◆ Task instructions
Lines in the records below that contain the word "shape" must each be copied.

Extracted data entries
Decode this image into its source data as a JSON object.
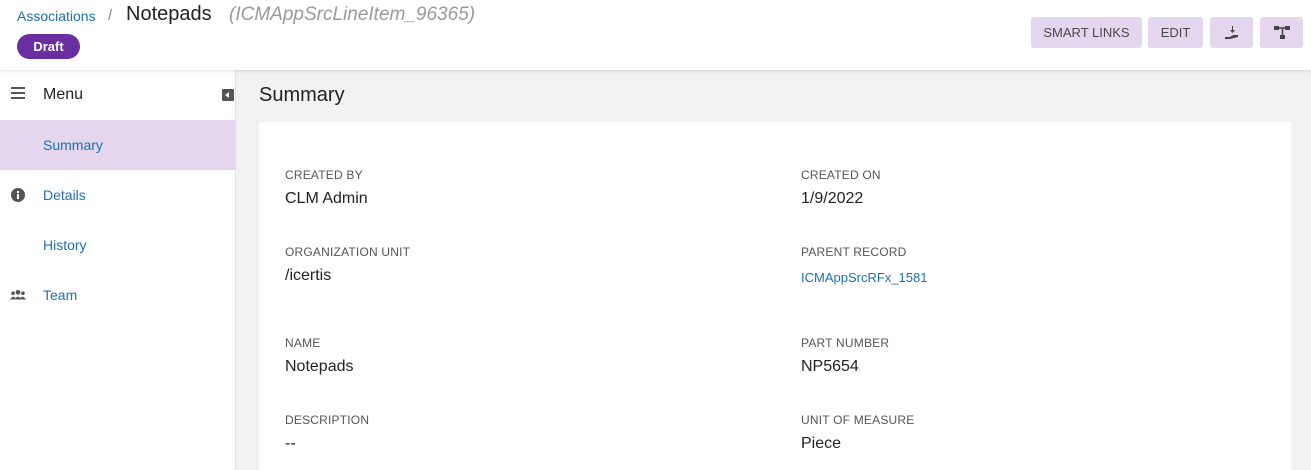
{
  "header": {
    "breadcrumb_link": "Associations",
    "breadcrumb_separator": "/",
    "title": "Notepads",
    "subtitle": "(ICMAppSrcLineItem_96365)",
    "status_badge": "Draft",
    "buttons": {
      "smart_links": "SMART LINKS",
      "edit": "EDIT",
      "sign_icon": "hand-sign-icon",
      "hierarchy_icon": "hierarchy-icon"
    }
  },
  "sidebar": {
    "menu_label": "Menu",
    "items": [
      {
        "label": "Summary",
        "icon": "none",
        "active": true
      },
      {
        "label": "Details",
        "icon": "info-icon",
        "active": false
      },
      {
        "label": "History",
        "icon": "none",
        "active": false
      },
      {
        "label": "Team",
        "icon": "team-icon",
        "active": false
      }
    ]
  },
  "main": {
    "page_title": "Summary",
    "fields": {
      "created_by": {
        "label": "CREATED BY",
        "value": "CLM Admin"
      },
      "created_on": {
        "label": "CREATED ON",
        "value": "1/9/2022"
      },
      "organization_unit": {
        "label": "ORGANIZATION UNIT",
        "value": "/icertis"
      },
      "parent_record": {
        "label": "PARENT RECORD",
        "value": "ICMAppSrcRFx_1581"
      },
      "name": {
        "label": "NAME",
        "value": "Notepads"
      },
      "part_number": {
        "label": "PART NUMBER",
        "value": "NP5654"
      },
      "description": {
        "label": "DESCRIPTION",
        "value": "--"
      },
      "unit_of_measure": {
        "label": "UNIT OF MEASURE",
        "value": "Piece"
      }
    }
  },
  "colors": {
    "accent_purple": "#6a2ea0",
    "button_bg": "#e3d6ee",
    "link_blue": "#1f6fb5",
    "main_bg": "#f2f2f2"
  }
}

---

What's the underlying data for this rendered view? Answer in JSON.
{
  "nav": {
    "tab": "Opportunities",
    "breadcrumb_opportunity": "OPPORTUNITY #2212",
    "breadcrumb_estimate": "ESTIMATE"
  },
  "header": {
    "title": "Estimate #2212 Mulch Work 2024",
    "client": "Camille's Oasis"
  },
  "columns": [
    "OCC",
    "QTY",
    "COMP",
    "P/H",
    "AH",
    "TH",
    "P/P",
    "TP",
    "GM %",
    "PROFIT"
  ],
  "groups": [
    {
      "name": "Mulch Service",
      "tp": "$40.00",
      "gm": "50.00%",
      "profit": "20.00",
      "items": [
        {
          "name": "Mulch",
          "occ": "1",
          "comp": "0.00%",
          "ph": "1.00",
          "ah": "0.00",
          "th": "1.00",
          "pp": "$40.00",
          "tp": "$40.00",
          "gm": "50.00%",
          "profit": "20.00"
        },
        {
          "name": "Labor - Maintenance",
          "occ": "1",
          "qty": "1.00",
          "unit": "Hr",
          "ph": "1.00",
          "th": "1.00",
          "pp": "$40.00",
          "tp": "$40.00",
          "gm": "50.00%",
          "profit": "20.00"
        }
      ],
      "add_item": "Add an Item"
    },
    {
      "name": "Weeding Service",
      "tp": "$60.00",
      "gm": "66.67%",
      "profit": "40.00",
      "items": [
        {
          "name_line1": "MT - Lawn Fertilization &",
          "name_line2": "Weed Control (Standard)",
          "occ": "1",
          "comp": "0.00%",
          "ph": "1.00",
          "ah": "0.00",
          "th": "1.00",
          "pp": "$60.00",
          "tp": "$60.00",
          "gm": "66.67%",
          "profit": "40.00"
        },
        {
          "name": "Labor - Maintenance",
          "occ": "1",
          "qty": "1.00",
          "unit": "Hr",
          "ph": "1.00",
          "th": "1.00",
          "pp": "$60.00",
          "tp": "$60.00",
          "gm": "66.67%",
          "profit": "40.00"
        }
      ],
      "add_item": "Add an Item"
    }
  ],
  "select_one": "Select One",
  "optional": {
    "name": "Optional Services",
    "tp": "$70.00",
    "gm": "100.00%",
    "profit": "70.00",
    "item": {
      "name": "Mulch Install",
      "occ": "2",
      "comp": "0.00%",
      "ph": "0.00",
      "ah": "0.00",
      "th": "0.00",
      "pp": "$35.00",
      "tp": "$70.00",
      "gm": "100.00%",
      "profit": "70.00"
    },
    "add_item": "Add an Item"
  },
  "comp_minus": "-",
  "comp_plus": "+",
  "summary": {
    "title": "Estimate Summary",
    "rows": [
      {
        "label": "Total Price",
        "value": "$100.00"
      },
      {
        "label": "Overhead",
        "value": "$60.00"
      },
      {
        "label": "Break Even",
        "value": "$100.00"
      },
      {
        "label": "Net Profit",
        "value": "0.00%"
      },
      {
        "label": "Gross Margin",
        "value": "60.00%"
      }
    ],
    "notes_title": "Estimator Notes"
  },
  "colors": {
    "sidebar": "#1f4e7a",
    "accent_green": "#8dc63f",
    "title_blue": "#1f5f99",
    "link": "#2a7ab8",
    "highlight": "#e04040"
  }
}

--

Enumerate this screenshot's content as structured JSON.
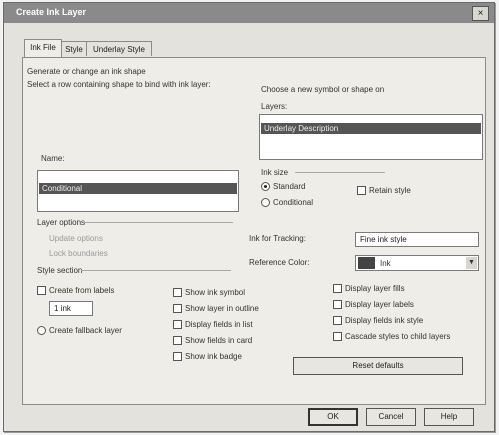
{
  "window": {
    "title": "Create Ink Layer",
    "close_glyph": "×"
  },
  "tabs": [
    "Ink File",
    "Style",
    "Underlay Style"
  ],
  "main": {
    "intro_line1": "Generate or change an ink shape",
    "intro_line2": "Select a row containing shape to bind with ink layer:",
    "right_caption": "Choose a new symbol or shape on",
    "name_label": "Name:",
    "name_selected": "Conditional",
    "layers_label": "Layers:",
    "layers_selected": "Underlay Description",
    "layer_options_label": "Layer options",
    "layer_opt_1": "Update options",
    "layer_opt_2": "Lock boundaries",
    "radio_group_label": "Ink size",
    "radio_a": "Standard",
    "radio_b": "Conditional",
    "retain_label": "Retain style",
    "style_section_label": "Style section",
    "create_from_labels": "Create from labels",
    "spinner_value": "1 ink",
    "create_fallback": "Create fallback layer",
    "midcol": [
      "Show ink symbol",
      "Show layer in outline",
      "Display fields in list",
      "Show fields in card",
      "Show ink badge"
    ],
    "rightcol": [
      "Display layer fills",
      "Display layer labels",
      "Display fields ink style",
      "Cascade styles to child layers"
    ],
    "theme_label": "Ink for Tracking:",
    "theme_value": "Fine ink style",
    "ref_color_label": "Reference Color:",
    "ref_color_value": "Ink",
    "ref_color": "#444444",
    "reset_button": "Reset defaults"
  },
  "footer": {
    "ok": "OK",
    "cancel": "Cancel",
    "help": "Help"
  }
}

◆ Completed exercise
    "intro_line1": "Generate or change an ink shape",
    "intro_line2": "Select a row containing shape to bind with ink layer:",
    "right_caption": "Choose a new symbol or shape on",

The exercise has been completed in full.